He also reveals how the greatest influence on Vaughan Williams's music and creative development was his personal life, involving his seemingly secure marriage and an equally enduring love affair. Before and during the First World War she was a leading suffragette, editing the newspaper, Votes for Women. There were his pupils: Elizabeth Maconchy and Cedric Thorpe Davie amongst others. Kennedy's foreword invites us to discover 'a different Vaughan Williams, more complex and fascinating than some might have suspected' p. Most of the letters published in this volume are available to a wide readership for the first time, but many significant ones were already cited whole or in part by Ursula's and Kennedy's studies, or in thematic compilations such as Heirs and Rebels correspondence of Vaughan Williams and Holst , or testimonies and correspondence of collaborators such as Adrian Boult and Roy Douglas. It is the most complete biography of one of Britain's greatest composers and will be of interest to historians, students of music and Vaughan Williams enthusiasts.

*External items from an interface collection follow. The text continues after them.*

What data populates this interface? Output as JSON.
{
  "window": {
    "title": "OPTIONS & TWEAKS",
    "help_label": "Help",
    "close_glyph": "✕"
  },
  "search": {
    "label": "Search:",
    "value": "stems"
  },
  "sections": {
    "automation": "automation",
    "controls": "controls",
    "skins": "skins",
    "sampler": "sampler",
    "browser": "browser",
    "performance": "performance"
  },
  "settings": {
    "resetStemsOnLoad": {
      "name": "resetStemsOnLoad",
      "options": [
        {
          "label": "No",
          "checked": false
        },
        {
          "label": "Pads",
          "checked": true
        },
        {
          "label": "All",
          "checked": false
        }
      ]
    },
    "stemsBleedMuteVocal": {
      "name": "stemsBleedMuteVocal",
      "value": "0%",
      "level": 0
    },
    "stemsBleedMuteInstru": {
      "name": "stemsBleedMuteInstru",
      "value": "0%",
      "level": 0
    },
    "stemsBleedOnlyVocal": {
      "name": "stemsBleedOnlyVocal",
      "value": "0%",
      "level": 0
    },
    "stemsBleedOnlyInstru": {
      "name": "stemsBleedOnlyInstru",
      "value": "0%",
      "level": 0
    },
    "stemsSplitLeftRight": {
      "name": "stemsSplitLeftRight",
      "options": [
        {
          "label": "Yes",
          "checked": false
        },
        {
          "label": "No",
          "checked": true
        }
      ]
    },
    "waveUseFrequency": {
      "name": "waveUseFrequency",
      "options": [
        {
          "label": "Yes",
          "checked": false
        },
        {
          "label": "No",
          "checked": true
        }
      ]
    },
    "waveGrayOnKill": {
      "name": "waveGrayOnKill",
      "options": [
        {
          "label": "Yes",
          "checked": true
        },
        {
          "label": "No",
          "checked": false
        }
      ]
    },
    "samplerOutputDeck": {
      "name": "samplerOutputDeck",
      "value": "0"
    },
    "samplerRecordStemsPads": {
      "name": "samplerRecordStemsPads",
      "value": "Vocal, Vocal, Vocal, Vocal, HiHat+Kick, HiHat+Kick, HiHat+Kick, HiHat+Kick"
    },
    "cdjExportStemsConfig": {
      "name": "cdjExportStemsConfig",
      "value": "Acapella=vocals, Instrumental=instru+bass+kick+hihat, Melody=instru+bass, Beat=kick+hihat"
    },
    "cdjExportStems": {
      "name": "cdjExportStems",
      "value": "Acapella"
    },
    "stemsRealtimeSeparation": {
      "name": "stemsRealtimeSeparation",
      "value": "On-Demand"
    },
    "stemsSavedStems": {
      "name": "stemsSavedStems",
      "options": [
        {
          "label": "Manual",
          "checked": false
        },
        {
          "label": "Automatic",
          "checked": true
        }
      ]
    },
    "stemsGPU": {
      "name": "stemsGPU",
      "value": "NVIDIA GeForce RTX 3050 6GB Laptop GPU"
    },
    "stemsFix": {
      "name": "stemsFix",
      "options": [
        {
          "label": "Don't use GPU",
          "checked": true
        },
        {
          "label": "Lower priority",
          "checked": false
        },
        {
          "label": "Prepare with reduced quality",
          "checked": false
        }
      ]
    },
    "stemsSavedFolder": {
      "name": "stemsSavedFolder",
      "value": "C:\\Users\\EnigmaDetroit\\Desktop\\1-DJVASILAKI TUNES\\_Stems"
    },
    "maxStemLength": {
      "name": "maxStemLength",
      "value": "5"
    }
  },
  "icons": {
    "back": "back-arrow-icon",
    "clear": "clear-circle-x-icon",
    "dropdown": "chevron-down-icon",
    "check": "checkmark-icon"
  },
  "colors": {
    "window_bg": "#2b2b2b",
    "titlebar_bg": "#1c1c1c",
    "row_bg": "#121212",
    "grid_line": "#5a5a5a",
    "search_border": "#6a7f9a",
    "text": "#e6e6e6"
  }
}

A new interest in English folk song and dance inspired art music, which many believed was seeing a renaissance after a period of stagnation since the 18th century. The letters are arranged chronologically and have been chosen to provide a cumulative pen-picture of the composer in his own words. He was for 16 years a Trustee of the Britten-Pears Foundation and was President of the Royal Musical Association 2002-2005. Abstract: This selection of 750 of Ralph Vaughan Williams' letters, introduced and annotated, provides insights on his early development, his own music and his views on the music of others, his political attitudes, especially to the two world wars, his close personal friendships, and his marriages. Hugh Cobbe has done a superb job both in his footnotes and in his selection, and the result is a fitting half-centenary tribute to a truly great man.